    The other issue which needs to be considered is when a supplement in food is a different isomer from the one supplemented–which is common, or when it is part of a family of related molecules where supplementing with only one suppresses the uptake of others.

    It is my understanding that supplementing with gamma tocopherol, for example (Vitamin E) suppresses the uptake of alpha tocopherol.

    Dr. Davis of the Heart Scan Blog has pointed out that supplementing calcium without adequate vitamin D appears to cause calcium plaque to form in the arteries, but this is speculation. We only know that the calcium supplementation pushed on women for the past decades is giving them higher levels of calcium plaque, probably because the calcium is part of a more complex system.

    The complexity of how nutrients interact and the poor quality of most nutritional studies (many of which are not reproducible) suggests to me that we all do better getting “supplementation” from the food sources our bodies evolved to use.

  10. Sally 25 April 2008 at 7:09 pm #

    I share Peter’s concerns and suspect that we’ll be seeing more such reports in order to prime the general public to accept the new EU directives without challenge. For further details on this, please see the Alliance for Natural Health website: http://www.alliance-natural-health.org/.

  11. Dr Andrew Morrice 25 April 2008 at 8:38 pm #

    Very very interesting stuff.

    It appears that the same tactics are being used against nutritional approaches as we are currently experiencing in the onslaught on homeopathy.

    In the case of the homeopathy, a very shady “meta-analysis” by Shand et al instigated an ongoing and still accelerating attack on homeopathy and CAM in general. The meta-analysis as originally designed showed homeopathy and conventional medicine working equally well. But then the authors went on to re-analyse a subset of data (they didn’t even say which trials they used!) to show that homeopathy is “no better than placebo”. Now they are calling for the closure of all NHS homeopathy services. Yes, indeed, there is a pattern here!

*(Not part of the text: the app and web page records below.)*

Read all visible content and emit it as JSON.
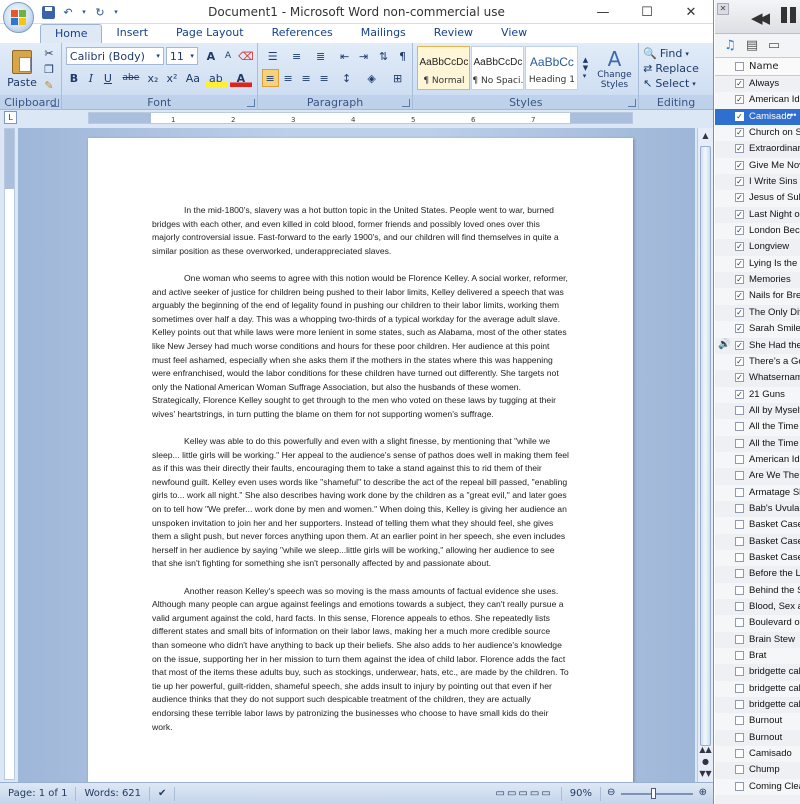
{
  "word": {
    "title": "Document1 - Microsoft Word non-commercial use",
    "tabs": [
      "Home",
      "Insert",
      "Page Layout",
      "References",
      "Mailings",
      "Review",
      "View"
    ],
    "clipboard": {
      "paste": "Paste",
      "label": "Clipboard"
    },
    "font": {
      "name": "Calibri (Body)",
      "size": "11",
      "label": "Font",
      "bold": "B",
      "italic": "I",
      "underline": "U",
      "strike": "abe",
      "sub": "x₂",
      "sup": "x²",
      "clear": "Aa",
      "grow": "A",
      "shrink": "A",
      "case": "Aa",
      "highlight": "ab",
      "color": "A"
    },
    "paragraph": {
      "label": "Paragraph"
    },
    "styles": {
      "label": "Styles",
      "items": [
        {
          "sample": "AaBbCcDc",
          "name": "¶ Normal"
        },
        {
          "sample": "AaBbCcDc",
          "name": "¶ No Spaci..."
        },
        {
          "sample": "AaBbCc",
          "name": "Heading 1"
        }
      ],
      "change": "Change Styles"
    },
    "editing": {
      "label": "Editing",
      "find": "Find",
      "replace": "Replace",
      "select": "Select"
    },
    "ruler_ticks": [
      "1",
      "2",
      "3",
      "4",
      "5",
      "6",
      "7"
    ],
    "paragraphs": [
      "In the mid-1800's, slavery was a hot button topic in the United States.  People went to war, burned bridges with each other, and even killed in cold blood, former friends and possibly loved ones over this majorly controversial issue. Fast-forward to the early 1900's, and our children will find themselves in  quite a similar position as these overworked, underappreciated slaves.",
      "One woman who seems to agree with this notion would be Florence Kelley. A social worker, reformer, and active seeker of justice for children being pushed to their labor limits,  Kelley delivered a speech that was arguably the beginning of the end of legality found in pushing our children to their labor limits, working them sometimes over half a day. This was a whopping two-thirds of a typical workday for the average adult slave. Kelley points out that while laws were more lenient in some states, such as Alabama, most of the other states like New Jersey had much worse conditions and hours for these poor children. Her audience at this point must feel ashamed, especially when she asks them if the mothers in the states where this was happening were enfranchised, would the labor conditions for these children have turned out differently. She targets not only the National American Woman Suffrage Association, but also the husbands of these women. Strategically, Florence Kelley sought to get through to the men who voted on these laws by tugging at their wives' heartstrings, in turn putting the blame on them for not supporting women's suffrage.",
      "Kelley was able to do this powerfully and even with a slight finesse, by mentioning that \"while we sleep... little girls will be working.\"  Her appeal to the audience's sense of pathos does well in making them feel as if this was their directly their faults,  encouraging them to take a stand against this to rid them of their newfound guilt. Kelley even uses words like \"shameful\" to describe the act of the repeal bill passed, \"enabling girls to... work all night.\" She also describes having work done by the children as a \"great evil,\" and later goes on to tell how \"We prefer... work done by men and women.\" When doing this, Kelley is giving her audience an unspoken invitation to join her and her supporters. Instead of telling them what they should feel, she gives them a slight push, but never forces anything upon them. At an earlier point in her speech, she even includes herself in her audience by saying \"while we sleep...little girls will be working,\" allowing her audience to see that she isn't fighting for something she isn't personally affected by and passionate about.",
      "Another reason Kelley's speech was so moving is the mass amounts of factual evidence she uses. Although many people can argue against feelings and emotions towards a subject, they can't really pursue a valid argument against the cold, hard facts. In this sense, Florence appeals to ethos. She repeatedly lists different states and small bits of information on their labor laws, making her a much more credible source than someone who didn't have anything to back up their beliefs. She also adds to her audience's knowledge on the issue, supporting her in her mission to turn them against the idea of child labor.  Florence adds the fact that most of the items these adults buy, such as stockings, underwear, hats, etc., are made by the children. To tie up her powerful, guilt-ridden, shameful speech, she adds insult to injury by pointing out that even if her audience thinks that they do not support such despicable  treatment of the children, they are actually endorsing these terrible labor laws by patronizing the businesses who choose to have small kids do their work."
    ],
    "status": {
      "page": "Page: 1 of 1",
      "words": "Words: 621",
      "zoom": "90%"
    }
  },
  "itunes": {
    "column": "Name",
    "songs": [
      {
        "title": "Always",
        "checked": true
      },
      {
        "title": "American Idio",
        "checked": true
      },
      {
        "title": "Camisado",
        "checked": true,
        "selected": true
      },
      {
        "title": "Church on Su",
        "checked": true
      },
      {
        "title": "Extraordinary",
        "checked": true
      },
      {
        "title": "Give Me Nove",
        "checked": true
      },
      {
        "title": "I Write Sins N",
        "checked": true
      },
      {
        "title": "Jesus of Subu",
        "checked": true
      },
      {
        "title": "Last Night on",
        "checked": true
      },
      {
        "title": "London Beck",
        "checked": true
      },
      {
        "title": "Longview",
        "checked": true
      },
      {
        "title": "Lying Is the M",
        "checked": true
      },
      {
        "title": "Memories",
        "checked": true
      },
      {
        "title": "Nails for Brea",
        "checked": true
      },
      {
        "title": "The Only Diff",
        "checked": true
      },
      {
        "title": "Sarah Smiles",
        "checked": true
      },
      {
        "title": "She Had the W",
        "checked": true,
        "playing": true
      },
      {
        "title": "There's a Goo",
        "checked": true
      },
      {
        "title": "Whatsername",
        "checked": true
      },
      {
        "title": "21 Guns",
        "checked": true
      },
      {
        "title": "All by Myself",
        "checked": false
      },
      {
        "title": "All the Time",
        "checked": false
      },
      {
        "title": "All the Time",
        "checked": false
      },
      {
        "title": "American Idio",
        "checked": false
      },
      {
        "title": "Are We The W",
        "checked": false
      },
      {
        "title": "Armatage Sha",
        "checked": false
      },
      {
        "title": "Bab's Uvula W",
        "checked": false
      },
      {
        "title": "Basket Case",
        "checked": false
      },
      {
        "title": "Basket Case",
        "checked": false
      },
      {
        "title": "Basket Case",
        "checked": false
      },
      {
        "title": "Before the Lo",
        "checked": false
      },
      {
        "title": "Behind the So",
        "checked": false
      },
      {
        "title": "Blood, Sex an",
        "checked": false
      },
      {
        "title": "Boulevard of",
        "checked": false
      },
      {
        "title": "Brain Stew",
        "checked": false
      },
      {
        "title": "Brat",
        "checked": false
      },
      {
        "title": "bridgette call",
        "checked": false
      },
      {
        "title": "bridgette call",
        "checked": false
      },
      {
        "title": "bridgette call",
        "checked": false
      },
      {
        "title": "Burnout",
        "checked": false
      },
      {
        "title": "Burnout",
        "checked": false
      },
      {
        "title": "Camisado",
        "checked": false
      },
      {
        "title": "Chump",
        "checked": false
      },
      {
        "title": "Coming Clear",
        "checked": false
      }
    ]
  }
}
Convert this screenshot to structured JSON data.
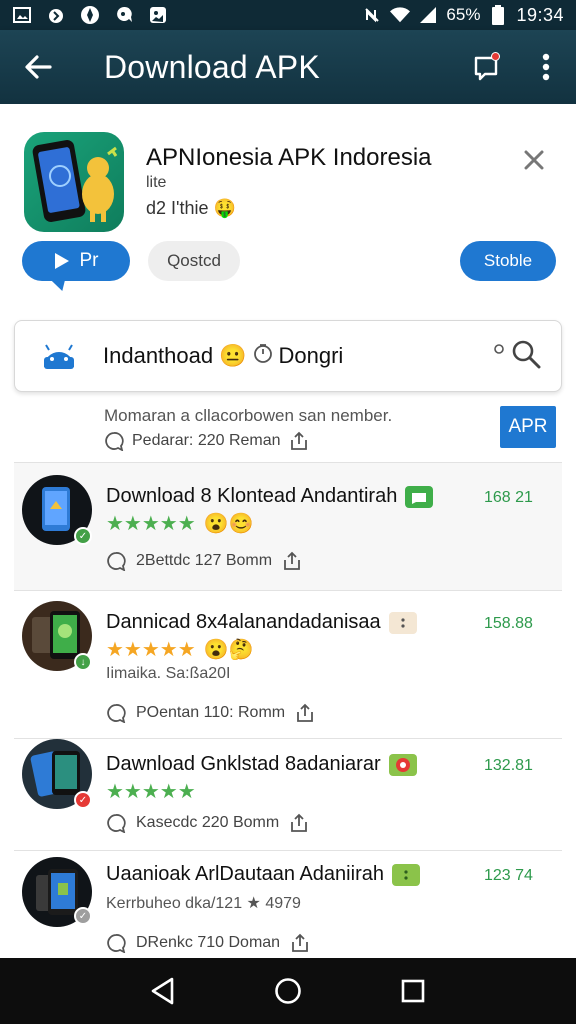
{
  "status_bar": {
    "battery": "65%",
    "time": "19:34",
    "icons": [
      "image-icon",
      "flame-icon",
      "compass-icon",
      "chat-icon",
      "photo-icon",
      "nfc-icon",
      "wifi-icon",
      "signal-icon",
      "battery-icon"
    ]
  },
  "appbar": {
    "title": "Download APK",
    "icons": [
      "back-arrow-icon",
      "notification-icon",
      "overflow-menu-icon"
    ]
  },
  "header": {
    "app_title": "APNIonesia APK Indoresia",
    "sub1": "lite",
    "sub2": "d2 I'thie",
    "sub2_emoji": "🤑",
    "play_label": "Pr",
    "gray_label": "Qostcd",
    "blue_label": "Stoble"
  },
  "search": {
    "text": "Indanthoad",
    "emoji": "😐",
    "text2": "Dongri"
  },
  "intro": {
    "text": "Momaran a cllacorbowen san nember.",
    "meta": "Pedarar: 220  Reman",
    "apk_label": "APR"
  },
  "rows": [
    {
      "title": "Download 8 Klontead Andantirah",
      "version": "168 21",
      "tag_color": "#3fae49",
      "stars": "★★★★★",
      "star_color": "#4caf50",
      "emojis": "😮😊",
      "extra": "",
      "meta": "2Bettdc  127  Bomm",
      "badge_color": "#43a047"
    },
    {
      "title": "Dannicad 8x4alanandadanisaa",
      "version": "158.88",
      "tag_color": "#f4e7d4",
      "stars": "★★★★★",
      "star_color": "#f5a623",
      "emojis": "😮🤔",
      "extra": "Iimaika. Sa:ßa20I",
      "meta": "POentan  110: Romm",
      "badge_color": "#43a047"
    },
    {
      "title": "Dawnload Gnklstad 8adaniarar",
      "version": "132.81",
      "tag_color": "#e53935",
      "stars": "★★★★★",
      "star_color": "#4caf50",
      "emojis": "",
      "extra": "",
      "meta": "Kasecdc  220  Bomm",
      "badge_color": "#e53935"
    },
    {
      "title": "Uaanioak ArlDautaan Adaniirah",
      "version": "123 74",
      "tag_color": "#8bc34a",
      "stars": "",
      "star_color": "#888888",
      "emojis": "",
      "extra": "Kerrbuheo dka/121 ★ 4979",
      "meta": "DRenkc  710  Doman",
      "badge_color": "#9e9e9e"
    }
  ],
  "navbar": {
    "icons": [
      "nav-back-icon",
      "nav-home-icon",
      "nav-recents-icon"
    ]
  },
  "colors": {
    "appbar": "#1d4454",
    "accent_blue": "#1f78d1",
    "version_green": "#2e9a4c"
  }
}
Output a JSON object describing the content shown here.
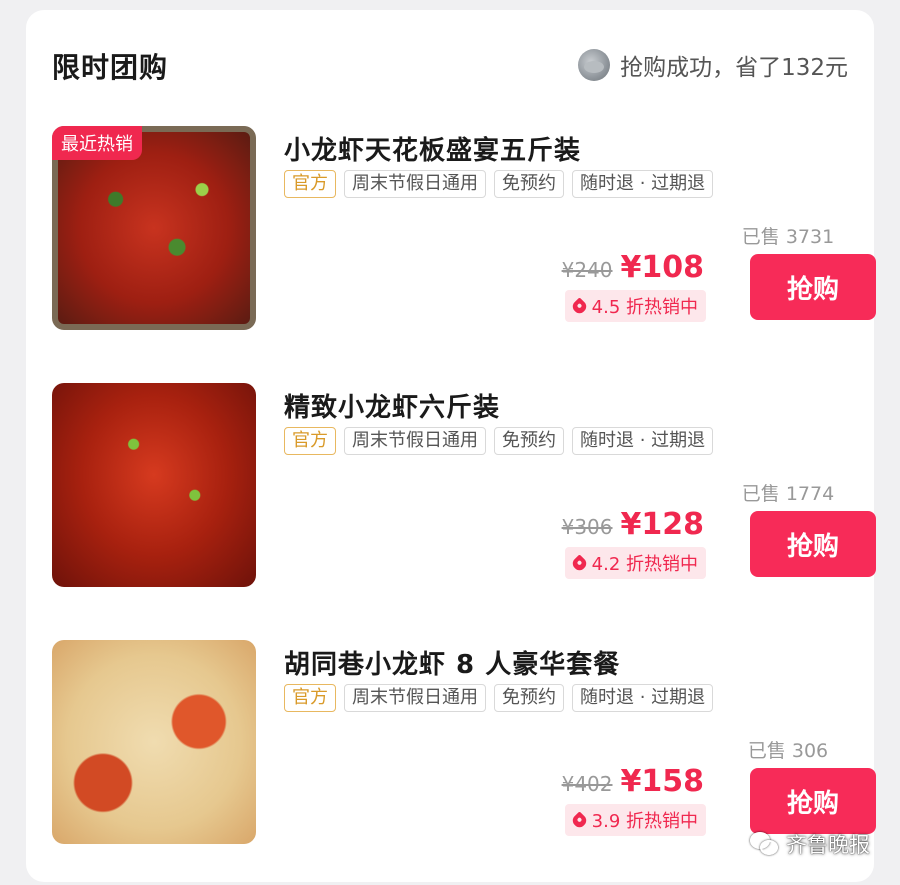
{
  "header": {
    "title": "限时团购",
    "savings_text": "抢购成功，省了132元"
  },
  "products": [
    {
      "badge": "最近热销",
      "title": "小龙虾天花板盛宴五斤装",
      "tags": [
        "官方",
        "周末节假日通用",
        "免预约",
        "随时退 · 过期退"
      ],
      "sold": "已售 3731",
      "original_price": "¥240",
      "price": "¥108",
      "discount": "4.5 折热销中",
      "buy_label": "抢购"
    },
    {
      "badge": "",
      "title": "精致小龙虾六斤装",
      "tags": [
        "官方",
        "周末节假日通用",
        "免预约",
        "随时退 · 过期退"
      ],
      "sold": "已售 1774",
      "original_price": "¥306",
      "price": "¥128",
      "discount": "4.2 折热销中",
      "buy_label": "抢购"
    },
    {
      "badge": "",
      "title": "胡同巷小龙虾 8 人豪华套餐",
      "tags": [
        "官方",
        "周末节假日通用",
        "免预约",
        "随时退 · 过期退"
      ],
      "sold": "已售 306",
      "original_price": "¥402",
      "price": "¥158",
      "discount": "3.9 折热销中",
      "buy_label": "抢购"
    }
  ],
  "watermark": "齐鲁晚报",
  "colors": {
    "accent": "#f72b58",
    "price": "#f0284f",
    "official_tag": "#d99a29"
  }
}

    Be prepared for an escalating rhetoric portraying nutritional therapy as useless, harmful and the province of quacks and cranks. Studies such as the one John analyses here will be continually reported as “showing that antioxidant supplements are harmful”. The aim will be to make them unavailable to buy.

    The advantage that nutritional therapy has is that it has more plausibility within the bio-chemical paradigm – the bile and venom directed against homeopathy has to be experienced to be beleived.

    Get your rebuttals out early, clearly and repeatedly is my advice.

  12. Maria 29 April 2008 at 4:40 pm #

    Dear John
    I would like to comment on Patrick Holford who seems to be the voice of Nutritional Therapists. I didn’t have any feelings for or against Holford until I heard him deliver the argument against this study on BBC Five Live. His lack of a well thought out argument made him appear unable to critically evaluate this piece of research. This inability enabled Bjelakovic to showcase his academic superiority. It was extremely embarrassing and I wish the BBC researchers would trawl around to find more academically savvy representatives for our profession.

    I appreciate your clarification on the subject and wish that you had had the opportunity to confront Bjelakovic while millions were listening.

Trackbacks/Pingbacks

  1. Paleo Diet: Essential Supplements? » Paleo Diet News - 1 October 2011

    [...] Incidentally, he also provides a useful critique of a study which warned people off multivitamin consumption back in 2008.  You can read this here. [...]

Leave a Reply